From left to right: Amnesia, Yatra Vulcania/Jalfgoc Vulcan, Cristal Diamond and Norma Mor. Photograph by Mathias Rosenzweig.

This past December, Chile elected Sebastián Piñera as its new president, set to take office in March 2018. The Piñera administration will not be strictly “new”; the conservative politician held the same office between 2010 and 2014, followed by socialist Michelle Bachelet, who helped push forward a liberal agenda, expanding women’s reproductive rights (abortion had previously been illegal in all cases), as well as sponsoring a bill to legalize adoption by same-sex couples. Piñera’s return represents a right-wing backlash to the country’s previous progressive momentum, notably with regard to the queer community. The incoming president has suggested that “these transgender or gender dysphoria [sic] [youth] are corrected as they grow up.” He’s also working to stop a bill that would legalize same-sex marriage.

“Drag, just by itself, is always political,” says Catarsis, a strikingly tall queen who recently joined the bustling, avant-garde Santiago drag scene termed “las transformistas.” The name is a traditional and direct translation of what the English-speaking world now calls “drag,” but with a difference: old-school Chilean transformistas are less interested in showmanship than their American counterparts.

For the transformistas, drag is a lifestyle that connotes freedom of expression, as well as explorations of gender. “For a lot of people, doing drag is a way of being trans,” explains Santiago-based filmmaker and performance artist Amnesia Leta, who describes herself as trans. Amnesia helps operate and promote the scene through regular parties, and she refers to the girls as a sorority, adding that they’re more supportive (read: less competitive) than the city’s older queens. “Me and a lot of friends started by going to parties not to perform, but to live our female personalities or male personalities in other ways, and then the performance came.” These parties were typically held in apartments and weren’t open to the public. One party, the name of which translates to “Dragged and Drugged,” served as a safe zone for people interested in gender-fluid dressing. The parties have since grown, and live on the periphery between the transformistas themselves and the rest of the queer community.

Cristal Diamond and Norma Mor. Photograph by Mathias Rosenzweig.
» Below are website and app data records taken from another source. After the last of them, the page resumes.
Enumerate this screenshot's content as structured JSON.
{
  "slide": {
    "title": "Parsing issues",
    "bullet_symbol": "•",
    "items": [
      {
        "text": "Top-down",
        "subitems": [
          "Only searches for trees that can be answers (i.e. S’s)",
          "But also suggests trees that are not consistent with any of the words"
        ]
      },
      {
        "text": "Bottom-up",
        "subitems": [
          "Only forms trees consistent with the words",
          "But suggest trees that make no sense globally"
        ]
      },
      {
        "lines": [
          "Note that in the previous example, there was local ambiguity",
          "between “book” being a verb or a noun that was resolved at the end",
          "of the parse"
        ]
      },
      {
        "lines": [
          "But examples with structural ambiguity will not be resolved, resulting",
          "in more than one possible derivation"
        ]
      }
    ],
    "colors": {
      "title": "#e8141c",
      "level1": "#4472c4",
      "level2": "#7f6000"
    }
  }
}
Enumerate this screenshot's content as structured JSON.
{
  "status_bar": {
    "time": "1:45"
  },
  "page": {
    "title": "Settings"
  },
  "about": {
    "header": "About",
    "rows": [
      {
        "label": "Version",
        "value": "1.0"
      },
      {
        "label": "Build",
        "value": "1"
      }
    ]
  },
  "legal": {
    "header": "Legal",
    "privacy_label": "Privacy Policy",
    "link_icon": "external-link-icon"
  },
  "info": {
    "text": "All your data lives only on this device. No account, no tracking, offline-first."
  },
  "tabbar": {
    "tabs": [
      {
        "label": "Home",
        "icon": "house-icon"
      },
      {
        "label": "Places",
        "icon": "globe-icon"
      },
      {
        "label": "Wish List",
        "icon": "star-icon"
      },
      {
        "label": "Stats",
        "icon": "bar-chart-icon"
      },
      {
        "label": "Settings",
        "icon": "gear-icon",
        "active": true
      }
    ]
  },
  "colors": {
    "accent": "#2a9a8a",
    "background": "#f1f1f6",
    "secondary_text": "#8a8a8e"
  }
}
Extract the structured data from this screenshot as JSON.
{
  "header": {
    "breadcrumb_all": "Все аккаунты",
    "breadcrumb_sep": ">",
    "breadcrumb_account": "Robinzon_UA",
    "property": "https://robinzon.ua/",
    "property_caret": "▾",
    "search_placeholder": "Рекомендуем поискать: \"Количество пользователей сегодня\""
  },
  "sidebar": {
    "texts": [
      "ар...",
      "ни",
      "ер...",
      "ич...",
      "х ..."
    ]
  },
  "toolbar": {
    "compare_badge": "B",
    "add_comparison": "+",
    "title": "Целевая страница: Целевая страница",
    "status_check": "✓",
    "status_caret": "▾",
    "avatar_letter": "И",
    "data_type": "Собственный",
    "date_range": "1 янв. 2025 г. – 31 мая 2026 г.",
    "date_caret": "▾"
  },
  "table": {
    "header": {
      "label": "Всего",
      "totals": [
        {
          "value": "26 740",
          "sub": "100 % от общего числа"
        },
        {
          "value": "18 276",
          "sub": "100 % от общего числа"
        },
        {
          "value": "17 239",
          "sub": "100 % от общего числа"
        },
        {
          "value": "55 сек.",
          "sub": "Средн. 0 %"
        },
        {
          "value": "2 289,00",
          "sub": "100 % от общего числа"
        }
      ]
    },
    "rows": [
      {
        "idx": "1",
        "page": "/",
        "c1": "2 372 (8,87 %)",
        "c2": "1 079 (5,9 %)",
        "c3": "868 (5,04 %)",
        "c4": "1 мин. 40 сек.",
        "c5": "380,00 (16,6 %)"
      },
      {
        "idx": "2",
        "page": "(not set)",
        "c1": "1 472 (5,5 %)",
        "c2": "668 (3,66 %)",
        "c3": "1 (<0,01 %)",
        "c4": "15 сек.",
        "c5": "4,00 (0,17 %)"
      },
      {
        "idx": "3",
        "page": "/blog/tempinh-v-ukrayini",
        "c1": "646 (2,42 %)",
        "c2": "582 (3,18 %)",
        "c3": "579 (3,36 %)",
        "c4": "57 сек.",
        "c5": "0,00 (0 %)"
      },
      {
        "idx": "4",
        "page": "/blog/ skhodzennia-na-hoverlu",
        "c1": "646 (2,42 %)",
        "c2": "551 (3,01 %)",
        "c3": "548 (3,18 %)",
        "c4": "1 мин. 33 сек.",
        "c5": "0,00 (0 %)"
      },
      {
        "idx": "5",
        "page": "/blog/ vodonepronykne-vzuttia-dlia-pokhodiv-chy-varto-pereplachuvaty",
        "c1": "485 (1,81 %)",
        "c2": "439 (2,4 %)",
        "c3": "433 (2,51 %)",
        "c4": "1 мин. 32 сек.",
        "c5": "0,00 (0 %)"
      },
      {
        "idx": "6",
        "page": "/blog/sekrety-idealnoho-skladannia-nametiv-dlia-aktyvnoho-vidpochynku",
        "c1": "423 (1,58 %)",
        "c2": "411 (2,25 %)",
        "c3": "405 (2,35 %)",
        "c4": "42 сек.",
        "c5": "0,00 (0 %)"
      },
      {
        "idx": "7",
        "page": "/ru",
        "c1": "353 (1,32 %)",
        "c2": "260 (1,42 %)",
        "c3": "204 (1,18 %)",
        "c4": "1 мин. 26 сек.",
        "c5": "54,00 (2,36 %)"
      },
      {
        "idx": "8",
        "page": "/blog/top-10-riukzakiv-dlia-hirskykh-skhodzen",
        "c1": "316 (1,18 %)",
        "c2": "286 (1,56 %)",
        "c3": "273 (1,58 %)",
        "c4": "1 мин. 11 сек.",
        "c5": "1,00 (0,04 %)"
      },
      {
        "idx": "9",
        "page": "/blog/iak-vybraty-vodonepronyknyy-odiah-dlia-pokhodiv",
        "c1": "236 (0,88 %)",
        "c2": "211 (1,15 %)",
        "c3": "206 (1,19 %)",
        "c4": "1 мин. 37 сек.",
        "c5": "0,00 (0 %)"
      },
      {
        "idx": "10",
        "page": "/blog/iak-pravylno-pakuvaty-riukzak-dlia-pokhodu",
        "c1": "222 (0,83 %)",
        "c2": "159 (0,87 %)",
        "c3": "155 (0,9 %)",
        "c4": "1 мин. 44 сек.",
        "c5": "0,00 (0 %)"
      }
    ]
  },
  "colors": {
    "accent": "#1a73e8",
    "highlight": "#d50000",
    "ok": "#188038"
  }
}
The transformistas in Chile also occupy a niche of the country’s art scene that departs from the Rupaulian portrayal of drag in the American media. “Drag is just a name that’s being used right now. It’s an expression,” Amnesia explains; she actually doesn’t like the term and prefers transformista. “We’ve been labeled as drag queens because it’s a phenomenon, but there’s an underground scene that’s been growing stronger…there are more radical artists crossdressing and experimenting with gender.”

This scene has become a quiet yet powerful dissenting voice to the country’s growing right. Though they are not explicitly political, nor involved in overt revolution, their presence in Chilean nightlife—a major element of urban culture—as well as their growing visibility on social media are subtly challenging the status quo. “For the public or for religion, it’s dangerous for us to show up and be so powerful because it serves as a tool for the rest of the people, saying, ‘Oh, I don’t care what you say. I’m going to do what I want because I’m happy like this,’” says Morganne LaMorte, a Santiago-based transformista and makeup artist. “A straight guy can say he doesn’t like drag, but the truth is that he does and he’s fascinated by the art in it.”

Ultimately, these individuals see being a transformista as an assertion of freedom that extends beyond the social and political issues surrounding gender alone. “There are drag queens that are animal rights activists,” says LaMorte, and she adds with a laugh, “Drag is a powerful face to have in the first line of attack. A pretty face will always stop traffic.”